The investigation into the plane crash that killed Polish President Lech Kaczyński has revealed that passengers were in the cockpit of the crashed plane.
According to the head of the technical commission involved with investigating the crash, Alexei Morozov, the crew of the aircraft had been warned of limited visibility.
Although it has not been determined whether or not the crew’s decision to land had been influenced by the passengers on board. The cause of the crash has not been identified, although the possibility of an explosion or terrorist attack on board the aircraft has been ruled out.
Morozov also said that the crew on board the plane had not been properly trained for the flight, and had been assembled only a few days before the flight. He said that the crew “did not undergo regular simulated training, including the practice of co-ordination and emergency situations during flights.” Read More…
The Polish Constitution, one of the earliest codified national constitutions in the world, was adopted by the Sejm.
Before the 20th century, the term “Sejm” referred to the entire three-chamber Polish parliament, comprising the lower house, the upper house and the King.
The Constitution is generally regarded as Europe’s first and the world’s second modern codified national constitution, following the 1788 ratification of the United States Constitution.
The May 3rd Constitution was designed to redress long-standing political defects of the Polish–Lithuanian Commonwealth and its traditional system of “Golden Liberty”.
The Constitution introduced political equality between townspeople and nobility (szlachta) and placed the peasants under the protection of the government, thus mitigating the worst abuses of serfdom.
The Constitution abolished pernicious parliamentary institutions such as the liberum veto, which at one time had put the sejm at the mercy of any deputy who might choose, or be bribed by an interest or foreign power, to undo legislation passed by that sejm.
President Barack Obama open the 47-nation Nuclear Security Summit in Washington.
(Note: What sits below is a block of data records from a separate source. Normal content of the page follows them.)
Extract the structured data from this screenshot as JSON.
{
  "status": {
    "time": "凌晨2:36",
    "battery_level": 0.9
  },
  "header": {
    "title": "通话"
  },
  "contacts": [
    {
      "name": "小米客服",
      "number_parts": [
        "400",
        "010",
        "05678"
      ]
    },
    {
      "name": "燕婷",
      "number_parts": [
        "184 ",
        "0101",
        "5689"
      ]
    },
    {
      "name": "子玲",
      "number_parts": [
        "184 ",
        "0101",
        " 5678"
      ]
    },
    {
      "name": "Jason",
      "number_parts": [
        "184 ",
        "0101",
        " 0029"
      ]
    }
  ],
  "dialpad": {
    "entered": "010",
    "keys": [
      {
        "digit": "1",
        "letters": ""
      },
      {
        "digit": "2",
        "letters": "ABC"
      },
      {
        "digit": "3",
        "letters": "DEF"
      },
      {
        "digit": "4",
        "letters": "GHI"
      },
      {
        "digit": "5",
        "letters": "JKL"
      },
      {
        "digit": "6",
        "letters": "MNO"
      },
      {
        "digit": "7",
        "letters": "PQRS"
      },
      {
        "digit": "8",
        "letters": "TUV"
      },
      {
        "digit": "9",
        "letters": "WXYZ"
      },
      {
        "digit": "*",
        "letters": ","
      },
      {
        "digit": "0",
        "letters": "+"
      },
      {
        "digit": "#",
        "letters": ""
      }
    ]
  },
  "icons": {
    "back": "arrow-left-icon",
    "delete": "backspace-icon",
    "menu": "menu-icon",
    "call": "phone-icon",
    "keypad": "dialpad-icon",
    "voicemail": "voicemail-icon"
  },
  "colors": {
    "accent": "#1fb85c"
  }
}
The president says he wants new commitments to secure weapons-grade plutonium and uranium to prevent nuclear terrorism.
With concerns about the nuclear ambitions of Iran and North Korea a major backdrop to the conference, this is the biggest U.S.-sponsored gathering of world leaders in more than 60 years.
The New START treaty was signed on April 8, 2010 in Prague by U.S. President Obama and Russian President Medvedev and Iran will hold the Tehran International Conference on Disarmament and Non- Proliferation, 2010, announced on April 4, 2010 and to be held April 17–18, 2010.
The Summit is the largest gathering of heads of state called by a United States president since the 1945 United Nations Conference on International Organization. Delegations from forty-six governments plus the United States are attending, thirty-eight of which are represented by heads of state or government. Read More…
Polish President Lech Kaczyński, travelling with up to 133 other people, has been killed when his plane crashed in Russia due to dense fog while approaching a Russian airport today. Officials say there are no survivors.
The Polish Central Bank governor, Slawomir Skrzypek, and other members of the Polish government, were amongst those onboard. The crash was near Smolensk airport in western Russia.
Kaczyński’s wife was killed along with him when the Tupolev Tu-154 went down; the trip to Russia was to commemorate the 70th anniversary of the Katyn massacre, when thousands of Polish prisoners of war and civilians were killed by the Soviets. Read More…
Student Jan Palach set himself on fire in Wenceslas Square in Prague to protest the Soviet invasion of Czechoslovakia one year earlier. He died three days later from the third-degree burns he suffered.
The Soviet-led invasion of Czechoslovakia in August 1968 was designed to crush the liberalising reforms of Alexander Dubček’s government during the Prague Spring. Read More…
At least 13 miners were killed and at least 30 more were hospitalised in Poland. It is the country’s deadliest mining accident since the deaths of 23 miners from methane at the Silesia’s Halemba mine in November 2006. The death toll is expected to increase.
The incident happened approximately 1 kilometre below surface level. Around 40 people were underground at the time of the blast. Twenty-nine made it out themselves but the rest had to be assisted.
Emergency services ferried the casualties to the nearest hospitals. Eighteen were hospitalised at a burns specialist unit in Siemianowice Śląskie; six were hospitalised at Sosnowiec where family members collected outside in an upset manner.
Lech Wałęsa leads strikes at the Gdańsk, Poland shipyards, after the beginning of an occupational strike in the Lenin Shipyard of Gdańsk, Wałęsa became the leader of this strike. The strike was spontaneously followed by similar strikes, first in Gdańsk, and then across Poland.
In September of that year, the Communist government signed an agreement with the Strike Coordination Committee to allow legal organization, but not actual free trade unions.
The Strike Coordination Committee legalized itself into National Coordination Committee of Solidarność (Solidarity) Free Trade Union, and Wałęsa was chosen as a chairman of this Committee.
Wałęsa kept this position until 13 December 1981, when he was arrested. General Wojciech Jaruzelski declared a state of martial law on 13 December. Wałęsa was incarcerated for 11 months in eastern Poland in several villages (Chylice, Otwock and Arłamów near the Soviet border) until 14 November 1982. Read More…